March 7, 2018. Washington State Enact Uniform Parentage Act. Washington state is the first state to enact the new Uniform Parentage Act. The law addresses crucial issues related to surrogacy, same-sex marriage, the right to genetic information, the status of children conceived as a result of sexual assault and updates other parentage laws. It also permits paid surrogacy in Washington state. Prior to the enactment of the new law, paying for surrogacy in Washington state was a crime. To review the law, please click here to download PDF.
March 6, 2018. Update on Ethiopian International Adoption. The Department of State has informed the adoption community since the Ethiopian suspension of international adoption, 66 in-process cases have been completed with another 128 cases still outstanding. The Ethiopian government has taken further action to ensure the closure of Ethiopian international adoption.
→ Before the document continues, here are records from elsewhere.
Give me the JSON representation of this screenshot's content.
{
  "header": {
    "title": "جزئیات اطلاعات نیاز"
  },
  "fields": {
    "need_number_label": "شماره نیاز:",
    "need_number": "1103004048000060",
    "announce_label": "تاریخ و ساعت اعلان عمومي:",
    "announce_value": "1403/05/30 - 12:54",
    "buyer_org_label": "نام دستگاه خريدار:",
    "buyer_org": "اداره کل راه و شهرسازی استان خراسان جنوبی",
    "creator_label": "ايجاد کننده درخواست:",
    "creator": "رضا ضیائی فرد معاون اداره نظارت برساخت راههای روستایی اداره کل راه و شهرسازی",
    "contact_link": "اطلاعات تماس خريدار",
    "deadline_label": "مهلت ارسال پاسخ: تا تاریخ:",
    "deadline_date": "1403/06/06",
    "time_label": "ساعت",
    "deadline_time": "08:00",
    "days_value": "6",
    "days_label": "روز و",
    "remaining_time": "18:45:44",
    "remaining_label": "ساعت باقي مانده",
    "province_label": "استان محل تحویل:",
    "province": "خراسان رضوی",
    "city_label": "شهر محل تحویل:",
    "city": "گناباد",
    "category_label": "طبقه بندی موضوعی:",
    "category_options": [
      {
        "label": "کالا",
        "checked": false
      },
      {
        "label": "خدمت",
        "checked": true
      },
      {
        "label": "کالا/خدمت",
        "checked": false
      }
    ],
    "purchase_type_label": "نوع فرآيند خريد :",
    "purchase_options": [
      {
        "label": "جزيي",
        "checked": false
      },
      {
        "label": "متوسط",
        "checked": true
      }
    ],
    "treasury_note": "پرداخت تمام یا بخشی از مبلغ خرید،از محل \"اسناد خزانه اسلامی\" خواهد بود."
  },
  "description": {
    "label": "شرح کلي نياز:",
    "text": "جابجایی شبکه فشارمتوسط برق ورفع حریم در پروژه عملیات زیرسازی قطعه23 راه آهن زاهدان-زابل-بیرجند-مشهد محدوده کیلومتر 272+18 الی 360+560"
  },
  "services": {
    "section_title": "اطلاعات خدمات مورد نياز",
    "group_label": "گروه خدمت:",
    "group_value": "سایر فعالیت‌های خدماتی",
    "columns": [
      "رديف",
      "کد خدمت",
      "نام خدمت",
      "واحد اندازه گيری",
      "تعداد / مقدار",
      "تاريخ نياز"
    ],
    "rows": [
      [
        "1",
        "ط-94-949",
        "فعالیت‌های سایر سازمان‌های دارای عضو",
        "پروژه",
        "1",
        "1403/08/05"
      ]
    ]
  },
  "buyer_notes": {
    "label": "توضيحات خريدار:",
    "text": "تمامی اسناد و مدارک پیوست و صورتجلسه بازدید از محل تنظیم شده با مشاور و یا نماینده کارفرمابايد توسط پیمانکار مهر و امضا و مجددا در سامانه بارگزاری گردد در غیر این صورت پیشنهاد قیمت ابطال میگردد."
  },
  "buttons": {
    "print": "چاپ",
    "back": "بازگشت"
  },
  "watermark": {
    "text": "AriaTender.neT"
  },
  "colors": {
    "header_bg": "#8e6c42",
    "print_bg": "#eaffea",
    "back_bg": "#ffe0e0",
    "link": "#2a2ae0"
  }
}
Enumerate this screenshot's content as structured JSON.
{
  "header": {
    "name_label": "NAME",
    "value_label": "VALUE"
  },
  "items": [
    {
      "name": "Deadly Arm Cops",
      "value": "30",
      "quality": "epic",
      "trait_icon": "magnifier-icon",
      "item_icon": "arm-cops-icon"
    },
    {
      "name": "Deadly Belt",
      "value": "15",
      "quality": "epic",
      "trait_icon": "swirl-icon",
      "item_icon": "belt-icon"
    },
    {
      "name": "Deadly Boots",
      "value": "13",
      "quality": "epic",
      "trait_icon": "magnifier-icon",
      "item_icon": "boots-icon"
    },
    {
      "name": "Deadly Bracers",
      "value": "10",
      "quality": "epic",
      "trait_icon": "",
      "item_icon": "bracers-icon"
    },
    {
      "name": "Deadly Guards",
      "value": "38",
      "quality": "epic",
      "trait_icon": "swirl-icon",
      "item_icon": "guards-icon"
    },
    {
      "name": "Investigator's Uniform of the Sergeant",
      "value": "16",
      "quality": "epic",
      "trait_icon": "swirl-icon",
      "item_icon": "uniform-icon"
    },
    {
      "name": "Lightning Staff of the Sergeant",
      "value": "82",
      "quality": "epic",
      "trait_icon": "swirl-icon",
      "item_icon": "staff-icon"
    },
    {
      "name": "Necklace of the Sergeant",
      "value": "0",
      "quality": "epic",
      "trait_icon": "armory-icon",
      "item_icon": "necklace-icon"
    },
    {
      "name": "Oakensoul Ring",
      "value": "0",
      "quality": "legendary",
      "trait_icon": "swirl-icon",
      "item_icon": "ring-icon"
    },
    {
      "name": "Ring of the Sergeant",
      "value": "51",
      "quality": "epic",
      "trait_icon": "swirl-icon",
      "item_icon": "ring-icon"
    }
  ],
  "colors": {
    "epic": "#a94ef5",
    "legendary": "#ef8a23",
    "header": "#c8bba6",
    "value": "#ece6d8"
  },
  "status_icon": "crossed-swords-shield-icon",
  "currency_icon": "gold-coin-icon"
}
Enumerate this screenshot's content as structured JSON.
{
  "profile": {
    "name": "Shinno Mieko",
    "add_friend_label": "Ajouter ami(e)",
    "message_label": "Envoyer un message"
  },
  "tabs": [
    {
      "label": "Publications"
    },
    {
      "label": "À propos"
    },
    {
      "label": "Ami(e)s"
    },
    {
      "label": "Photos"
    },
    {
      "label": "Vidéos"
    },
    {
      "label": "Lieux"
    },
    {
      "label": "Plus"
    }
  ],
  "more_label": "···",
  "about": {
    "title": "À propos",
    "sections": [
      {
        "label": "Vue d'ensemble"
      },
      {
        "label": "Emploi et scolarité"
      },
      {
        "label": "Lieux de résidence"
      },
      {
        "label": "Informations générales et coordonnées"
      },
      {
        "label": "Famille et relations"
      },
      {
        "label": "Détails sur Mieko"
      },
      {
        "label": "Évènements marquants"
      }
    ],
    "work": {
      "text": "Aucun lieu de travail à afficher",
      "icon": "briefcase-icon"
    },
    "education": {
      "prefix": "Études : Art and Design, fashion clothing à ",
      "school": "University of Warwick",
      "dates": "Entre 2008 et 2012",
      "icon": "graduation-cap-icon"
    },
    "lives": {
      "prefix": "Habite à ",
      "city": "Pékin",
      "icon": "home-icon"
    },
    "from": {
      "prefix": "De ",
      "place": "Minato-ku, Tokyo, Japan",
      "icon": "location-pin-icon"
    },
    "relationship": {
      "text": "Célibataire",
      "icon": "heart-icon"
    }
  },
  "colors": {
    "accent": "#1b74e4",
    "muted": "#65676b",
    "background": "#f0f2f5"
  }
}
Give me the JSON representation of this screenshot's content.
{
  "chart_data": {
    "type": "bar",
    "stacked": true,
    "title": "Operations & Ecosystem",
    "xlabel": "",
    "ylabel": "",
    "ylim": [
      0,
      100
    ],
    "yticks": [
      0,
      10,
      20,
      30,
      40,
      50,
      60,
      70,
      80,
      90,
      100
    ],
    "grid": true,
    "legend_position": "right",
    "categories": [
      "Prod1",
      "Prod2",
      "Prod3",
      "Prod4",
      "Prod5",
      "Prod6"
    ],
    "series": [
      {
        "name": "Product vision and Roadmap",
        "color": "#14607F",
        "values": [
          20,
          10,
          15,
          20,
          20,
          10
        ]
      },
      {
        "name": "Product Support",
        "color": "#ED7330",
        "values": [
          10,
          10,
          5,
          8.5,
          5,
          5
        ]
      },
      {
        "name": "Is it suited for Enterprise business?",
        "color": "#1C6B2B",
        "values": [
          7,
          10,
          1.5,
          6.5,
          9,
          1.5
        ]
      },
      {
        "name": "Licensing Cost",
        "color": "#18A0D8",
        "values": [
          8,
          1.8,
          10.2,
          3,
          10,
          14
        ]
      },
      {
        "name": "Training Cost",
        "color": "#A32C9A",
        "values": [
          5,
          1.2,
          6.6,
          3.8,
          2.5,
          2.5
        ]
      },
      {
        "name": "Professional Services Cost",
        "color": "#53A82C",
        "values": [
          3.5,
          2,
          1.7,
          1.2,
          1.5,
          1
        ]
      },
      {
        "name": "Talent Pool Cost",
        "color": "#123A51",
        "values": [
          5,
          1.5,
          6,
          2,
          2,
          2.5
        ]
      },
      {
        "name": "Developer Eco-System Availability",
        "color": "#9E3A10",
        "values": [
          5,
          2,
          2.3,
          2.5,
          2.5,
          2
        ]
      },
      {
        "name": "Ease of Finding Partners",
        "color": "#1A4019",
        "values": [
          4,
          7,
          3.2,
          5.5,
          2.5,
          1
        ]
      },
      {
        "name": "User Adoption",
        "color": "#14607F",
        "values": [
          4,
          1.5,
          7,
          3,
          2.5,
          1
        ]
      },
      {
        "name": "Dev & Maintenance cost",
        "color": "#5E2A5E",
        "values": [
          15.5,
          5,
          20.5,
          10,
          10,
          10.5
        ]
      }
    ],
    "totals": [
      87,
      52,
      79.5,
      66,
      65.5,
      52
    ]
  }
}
DOS officials have reached out to Ethiopian counterparts but can provide no indication when, if ever, international adoption from Ethiopia will resume.
March 5, 2018. USCIS Is Now Accepting Credit Cards For Its Fees. USCIS is now accepting credit card payments for the I-600/A fees, I-800/A fees as well as fingerprinting costs. The Department of State does not yet accept credit card payments for passport fees although you can use a credit card for the payment of the execution/processing fee. USCIS currently believes that using a credit card will not affect the timing of processing through the lock box.
March 1, 2018. UK High Court Rules Sperm Donor's Parents Have Right To Contact With Their Biological Grandson. In a landmark ruling, the British High Court has allowed a boy's biological grandparents to have mandated visits with their grandchild. The sperm donor was a friend of the two mothers. He was the donor for their five year old son; the women used a different donor for the other son. After the baby was born the two mothers and the sperm donor had different views of his role in the boy's life: the women thought he would see the boy on the same basis as any friend's child while he thought he would have be known to the boy as his biological father. Initially contact was normal and amiable and the boy's grandparents also saw him. But as time went on, and after the women split up, the mothers found the continued contact "burdensome" and sought to limit it. The donor went to court and was granted visitation, with his parents allowed to participate occasionally. The women sought to block the grandparents from gaining mandated rights because they maintained such a grant would interfere with their freedom to parent. The lower court disagreed and the High Court affirmed the lower court's ruling with an opinion which stated that the "order made by the judge was one that she was plainly entitled to make on the evidence before her." This landmark case illustrates three factors: the new world of family relationships, the large discretion family court judges have, and the importance of donors and intended parents obtaining sound legal advice before proceeding. More Information.
Center for Adoption Policy (CAP)